Look for the string "class" in the data below, and copy each line that holds it.

Entries from a dataset of interfaces:
----------
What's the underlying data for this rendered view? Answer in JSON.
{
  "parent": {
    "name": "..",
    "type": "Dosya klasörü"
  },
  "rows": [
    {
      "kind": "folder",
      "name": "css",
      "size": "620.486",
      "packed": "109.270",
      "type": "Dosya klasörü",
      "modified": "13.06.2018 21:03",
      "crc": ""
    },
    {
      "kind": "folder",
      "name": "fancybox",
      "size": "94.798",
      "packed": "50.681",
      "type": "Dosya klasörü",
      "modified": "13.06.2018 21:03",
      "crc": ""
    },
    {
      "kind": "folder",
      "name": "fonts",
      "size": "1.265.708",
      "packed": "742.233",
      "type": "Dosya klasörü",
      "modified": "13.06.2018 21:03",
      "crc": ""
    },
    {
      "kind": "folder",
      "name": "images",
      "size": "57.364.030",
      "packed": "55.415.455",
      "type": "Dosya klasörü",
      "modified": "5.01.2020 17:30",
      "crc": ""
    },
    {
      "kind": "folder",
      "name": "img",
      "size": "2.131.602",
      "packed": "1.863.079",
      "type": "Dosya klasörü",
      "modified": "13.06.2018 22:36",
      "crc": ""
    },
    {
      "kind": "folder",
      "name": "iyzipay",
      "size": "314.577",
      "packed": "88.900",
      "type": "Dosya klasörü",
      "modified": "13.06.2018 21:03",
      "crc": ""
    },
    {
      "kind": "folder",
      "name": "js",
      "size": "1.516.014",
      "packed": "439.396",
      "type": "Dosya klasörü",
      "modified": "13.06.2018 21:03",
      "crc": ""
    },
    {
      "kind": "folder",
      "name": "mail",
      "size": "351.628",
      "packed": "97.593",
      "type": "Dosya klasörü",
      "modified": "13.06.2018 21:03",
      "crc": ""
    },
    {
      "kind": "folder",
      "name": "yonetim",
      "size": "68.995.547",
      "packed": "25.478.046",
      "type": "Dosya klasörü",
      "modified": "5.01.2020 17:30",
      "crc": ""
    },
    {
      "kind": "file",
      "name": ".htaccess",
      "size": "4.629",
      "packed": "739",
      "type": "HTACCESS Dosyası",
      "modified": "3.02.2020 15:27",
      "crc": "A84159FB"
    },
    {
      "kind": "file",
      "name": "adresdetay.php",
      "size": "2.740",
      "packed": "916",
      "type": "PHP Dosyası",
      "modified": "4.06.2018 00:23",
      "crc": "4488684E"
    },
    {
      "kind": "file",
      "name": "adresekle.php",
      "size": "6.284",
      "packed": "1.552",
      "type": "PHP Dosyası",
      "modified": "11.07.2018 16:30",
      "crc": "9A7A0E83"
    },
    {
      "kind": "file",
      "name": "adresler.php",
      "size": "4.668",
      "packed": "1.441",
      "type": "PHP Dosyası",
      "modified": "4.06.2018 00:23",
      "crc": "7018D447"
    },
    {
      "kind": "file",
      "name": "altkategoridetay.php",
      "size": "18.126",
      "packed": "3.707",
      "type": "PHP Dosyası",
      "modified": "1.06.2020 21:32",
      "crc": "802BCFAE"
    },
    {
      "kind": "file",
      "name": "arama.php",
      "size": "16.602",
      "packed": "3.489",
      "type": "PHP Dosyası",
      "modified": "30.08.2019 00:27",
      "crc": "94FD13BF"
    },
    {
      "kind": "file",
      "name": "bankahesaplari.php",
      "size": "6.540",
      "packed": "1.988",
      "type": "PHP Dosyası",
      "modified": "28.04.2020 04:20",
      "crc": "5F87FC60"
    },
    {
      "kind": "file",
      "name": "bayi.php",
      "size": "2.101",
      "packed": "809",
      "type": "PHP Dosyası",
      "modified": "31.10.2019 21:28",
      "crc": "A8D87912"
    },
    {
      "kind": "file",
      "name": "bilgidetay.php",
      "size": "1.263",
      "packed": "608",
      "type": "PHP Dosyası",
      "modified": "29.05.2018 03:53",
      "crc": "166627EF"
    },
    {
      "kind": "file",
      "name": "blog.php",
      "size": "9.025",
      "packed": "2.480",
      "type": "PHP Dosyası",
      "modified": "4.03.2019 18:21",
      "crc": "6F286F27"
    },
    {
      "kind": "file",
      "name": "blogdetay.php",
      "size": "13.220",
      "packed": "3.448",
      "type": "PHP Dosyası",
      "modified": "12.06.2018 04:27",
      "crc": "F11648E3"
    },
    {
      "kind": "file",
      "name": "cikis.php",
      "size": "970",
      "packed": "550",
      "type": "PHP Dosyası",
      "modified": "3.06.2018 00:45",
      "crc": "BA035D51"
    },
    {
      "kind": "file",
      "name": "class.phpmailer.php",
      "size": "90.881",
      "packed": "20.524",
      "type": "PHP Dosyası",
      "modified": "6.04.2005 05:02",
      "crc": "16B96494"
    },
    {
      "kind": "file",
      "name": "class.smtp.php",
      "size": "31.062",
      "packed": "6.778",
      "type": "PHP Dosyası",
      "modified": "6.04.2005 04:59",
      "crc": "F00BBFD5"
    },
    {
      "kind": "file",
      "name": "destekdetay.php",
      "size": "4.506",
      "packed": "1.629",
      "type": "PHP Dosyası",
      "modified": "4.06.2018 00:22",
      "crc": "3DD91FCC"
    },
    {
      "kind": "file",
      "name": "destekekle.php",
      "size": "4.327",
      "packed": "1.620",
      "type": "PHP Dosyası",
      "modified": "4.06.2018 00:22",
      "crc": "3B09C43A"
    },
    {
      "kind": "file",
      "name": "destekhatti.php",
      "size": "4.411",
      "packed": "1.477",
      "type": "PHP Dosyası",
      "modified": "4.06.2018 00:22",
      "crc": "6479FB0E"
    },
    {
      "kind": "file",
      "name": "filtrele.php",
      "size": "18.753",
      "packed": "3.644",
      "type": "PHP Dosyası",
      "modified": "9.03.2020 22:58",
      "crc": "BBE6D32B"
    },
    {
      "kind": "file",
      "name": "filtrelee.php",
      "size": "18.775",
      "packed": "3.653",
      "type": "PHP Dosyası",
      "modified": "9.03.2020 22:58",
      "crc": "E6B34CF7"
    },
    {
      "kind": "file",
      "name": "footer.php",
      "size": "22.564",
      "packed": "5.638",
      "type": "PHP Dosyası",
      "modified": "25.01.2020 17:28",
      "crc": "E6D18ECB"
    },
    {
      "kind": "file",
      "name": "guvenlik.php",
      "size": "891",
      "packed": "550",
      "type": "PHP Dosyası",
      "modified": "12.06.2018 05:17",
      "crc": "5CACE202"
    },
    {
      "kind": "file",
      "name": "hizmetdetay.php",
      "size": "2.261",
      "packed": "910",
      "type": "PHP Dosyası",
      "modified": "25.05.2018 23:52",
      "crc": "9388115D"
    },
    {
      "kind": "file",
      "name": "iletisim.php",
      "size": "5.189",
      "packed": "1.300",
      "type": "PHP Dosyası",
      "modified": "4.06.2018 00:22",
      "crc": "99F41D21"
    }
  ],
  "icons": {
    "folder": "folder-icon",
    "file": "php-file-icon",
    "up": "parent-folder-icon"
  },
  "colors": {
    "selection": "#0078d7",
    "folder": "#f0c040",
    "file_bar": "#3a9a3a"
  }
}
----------
SOLUTION BELOW –
      "name": "class.phpmailer.php",
      "name": "class.smtp.php",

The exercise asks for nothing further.